Material supplied ▸
===

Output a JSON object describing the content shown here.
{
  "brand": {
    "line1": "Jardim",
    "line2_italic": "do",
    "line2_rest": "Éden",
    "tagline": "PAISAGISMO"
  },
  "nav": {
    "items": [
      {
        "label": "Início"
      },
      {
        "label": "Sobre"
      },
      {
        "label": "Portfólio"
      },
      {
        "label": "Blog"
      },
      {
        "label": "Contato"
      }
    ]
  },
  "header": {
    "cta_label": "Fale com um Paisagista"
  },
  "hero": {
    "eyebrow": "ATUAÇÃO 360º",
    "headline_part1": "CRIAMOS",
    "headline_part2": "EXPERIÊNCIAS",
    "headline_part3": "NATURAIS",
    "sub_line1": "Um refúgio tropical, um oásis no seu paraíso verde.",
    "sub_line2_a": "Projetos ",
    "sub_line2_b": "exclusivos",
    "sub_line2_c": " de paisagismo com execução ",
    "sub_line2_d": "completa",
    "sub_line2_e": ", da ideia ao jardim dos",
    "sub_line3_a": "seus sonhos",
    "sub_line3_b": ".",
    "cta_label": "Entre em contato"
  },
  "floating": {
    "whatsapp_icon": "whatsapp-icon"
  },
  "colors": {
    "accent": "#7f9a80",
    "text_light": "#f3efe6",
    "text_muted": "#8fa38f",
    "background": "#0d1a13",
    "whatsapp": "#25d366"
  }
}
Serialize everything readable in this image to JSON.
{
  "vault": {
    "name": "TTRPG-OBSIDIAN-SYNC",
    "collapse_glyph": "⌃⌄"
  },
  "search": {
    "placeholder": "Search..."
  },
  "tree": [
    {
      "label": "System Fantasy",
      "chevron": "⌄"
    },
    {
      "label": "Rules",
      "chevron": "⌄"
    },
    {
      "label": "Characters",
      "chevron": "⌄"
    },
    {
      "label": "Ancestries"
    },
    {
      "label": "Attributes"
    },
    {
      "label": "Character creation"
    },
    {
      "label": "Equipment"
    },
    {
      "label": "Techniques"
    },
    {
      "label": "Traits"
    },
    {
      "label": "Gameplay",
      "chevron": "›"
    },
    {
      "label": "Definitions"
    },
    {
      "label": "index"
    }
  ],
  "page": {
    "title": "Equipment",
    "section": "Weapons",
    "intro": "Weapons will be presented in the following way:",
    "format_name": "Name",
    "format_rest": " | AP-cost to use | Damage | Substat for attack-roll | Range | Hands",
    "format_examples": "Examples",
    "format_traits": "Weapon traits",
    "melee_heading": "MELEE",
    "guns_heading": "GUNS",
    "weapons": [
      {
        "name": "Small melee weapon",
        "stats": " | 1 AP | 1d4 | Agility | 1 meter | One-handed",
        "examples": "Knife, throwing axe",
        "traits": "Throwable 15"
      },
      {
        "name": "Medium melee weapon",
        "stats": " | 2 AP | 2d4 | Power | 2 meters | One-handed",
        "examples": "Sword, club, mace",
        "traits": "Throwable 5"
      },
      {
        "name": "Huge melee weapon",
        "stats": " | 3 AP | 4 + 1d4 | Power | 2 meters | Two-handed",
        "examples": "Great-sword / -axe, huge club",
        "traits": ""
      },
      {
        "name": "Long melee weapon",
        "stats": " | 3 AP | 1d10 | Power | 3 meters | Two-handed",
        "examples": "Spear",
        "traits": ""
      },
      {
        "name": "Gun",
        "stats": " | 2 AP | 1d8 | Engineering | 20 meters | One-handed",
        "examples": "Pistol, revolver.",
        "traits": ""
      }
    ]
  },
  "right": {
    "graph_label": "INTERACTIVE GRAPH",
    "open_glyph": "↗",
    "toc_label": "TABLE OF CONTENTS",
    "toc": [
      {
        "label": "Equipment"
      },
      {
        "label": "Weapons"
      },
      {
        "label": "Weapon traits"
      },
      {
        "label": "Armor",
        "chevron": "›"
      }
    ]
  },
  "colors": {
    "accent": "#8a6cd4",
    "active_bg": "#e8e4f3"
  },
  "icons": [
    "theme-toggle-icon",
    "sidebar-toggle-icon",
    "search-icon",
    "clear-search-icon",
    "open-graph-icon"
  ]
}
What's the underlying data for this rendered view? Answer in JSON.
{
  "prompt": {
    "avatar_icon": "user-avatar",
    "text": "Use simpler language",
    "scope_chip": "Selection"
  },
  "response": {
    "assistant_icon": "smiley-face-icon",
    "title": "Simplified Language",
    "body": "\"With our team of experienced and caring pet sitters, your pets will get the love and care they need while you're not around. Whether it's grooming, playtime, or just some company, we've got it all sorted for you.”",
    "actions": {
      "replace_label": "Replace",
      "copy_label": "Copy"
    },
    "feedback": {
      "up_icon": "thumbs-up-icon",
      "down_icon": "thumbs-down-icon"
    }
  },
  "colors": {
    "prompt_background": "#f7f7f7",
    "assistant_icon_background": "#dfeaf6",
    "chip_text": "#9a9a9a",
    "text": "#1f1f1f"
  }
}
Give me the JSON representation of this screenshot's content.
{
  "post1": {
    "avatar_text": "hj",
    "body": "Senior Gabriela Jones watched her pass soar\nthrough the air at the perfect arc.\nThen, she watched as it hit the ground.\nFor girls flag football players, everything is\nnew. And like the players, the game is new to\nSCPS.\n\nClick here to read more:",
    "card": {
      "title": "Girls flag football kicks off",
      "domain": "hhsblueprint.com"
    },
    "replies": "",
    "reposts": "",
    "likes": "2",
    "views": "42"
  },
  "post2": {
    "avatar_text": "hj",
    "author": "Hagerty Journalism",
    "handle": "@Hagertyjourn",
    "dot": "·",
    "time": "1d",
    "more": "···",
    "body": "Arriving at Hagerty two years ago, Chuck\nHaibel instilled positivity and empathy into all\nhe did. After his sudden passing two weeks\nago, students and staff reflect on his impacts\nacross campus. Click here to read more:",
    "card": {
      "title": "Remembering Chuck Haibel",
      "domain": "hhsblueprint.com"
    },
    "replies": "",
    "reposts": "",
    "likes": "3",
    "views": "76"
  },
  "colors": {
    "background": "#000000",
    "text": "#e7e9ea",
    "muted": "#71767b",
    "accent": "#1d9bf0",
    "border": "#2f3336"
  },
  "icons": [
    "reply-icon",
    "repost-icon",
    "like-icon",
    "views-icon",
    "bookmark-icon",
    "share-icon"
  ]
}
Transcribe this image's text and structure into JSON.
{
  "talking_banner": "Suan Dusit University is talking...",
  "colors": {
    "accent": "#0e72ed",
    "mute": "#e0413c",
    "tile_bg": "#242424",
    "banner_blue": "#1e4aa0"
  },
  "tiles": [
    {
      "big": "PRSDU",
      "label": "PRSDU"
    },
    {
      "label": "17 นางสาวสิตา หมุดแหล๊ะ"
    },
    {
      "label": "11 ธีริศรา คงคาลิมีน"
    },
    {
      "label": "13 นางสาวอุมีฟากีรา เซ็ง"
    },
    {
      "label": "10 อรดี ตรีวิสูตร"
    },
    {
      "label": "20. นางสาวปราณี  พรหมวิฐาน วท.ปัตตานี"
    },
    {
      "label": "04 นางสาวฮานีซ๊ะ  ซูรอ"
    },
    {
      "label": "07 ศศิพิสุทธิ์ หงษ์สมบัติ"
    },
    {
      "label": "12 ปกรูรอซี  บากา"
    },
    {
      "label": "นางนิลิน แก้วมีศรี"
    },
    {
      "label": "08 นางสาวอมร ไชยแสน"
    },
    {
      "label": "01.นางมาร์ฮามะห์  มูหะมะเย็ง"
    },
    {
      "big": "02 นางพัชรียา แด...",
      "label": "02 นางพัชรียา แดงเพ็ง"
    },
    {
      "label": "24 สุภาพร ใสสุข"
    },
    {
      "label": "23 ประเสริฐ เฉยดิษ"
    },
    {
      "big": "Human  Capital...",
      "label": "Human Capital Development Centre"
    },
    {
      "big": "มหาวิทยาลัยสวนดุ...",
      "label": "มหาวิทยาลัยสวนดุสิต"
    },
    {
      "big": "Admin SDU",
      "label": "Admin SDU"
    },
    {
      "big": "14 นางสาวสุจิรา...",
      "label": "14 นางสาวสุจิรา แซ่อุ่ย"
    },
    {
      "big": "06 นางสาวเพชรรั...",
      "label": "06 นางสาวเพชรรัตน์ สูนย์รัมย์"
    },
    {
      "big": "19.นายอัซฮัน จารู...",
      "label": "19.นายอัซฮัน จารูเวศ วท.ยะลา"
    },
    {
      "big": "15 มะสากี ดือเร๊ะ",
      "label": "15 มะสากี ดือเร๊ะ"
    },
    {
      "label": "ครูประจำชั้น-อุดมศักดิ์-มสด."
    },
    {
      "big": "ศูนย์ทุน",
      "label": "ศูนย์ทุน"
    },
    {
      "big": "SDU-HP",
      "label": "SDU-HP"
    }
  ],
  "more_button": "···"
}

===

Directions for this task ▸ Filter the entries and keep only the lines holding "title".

Solution to this task ▸
    "title": "Equipment",
    "title": "Simplified Language",
      "title": "Girls flag football kicks off",
      "title": "Remembering Chuck Haibel",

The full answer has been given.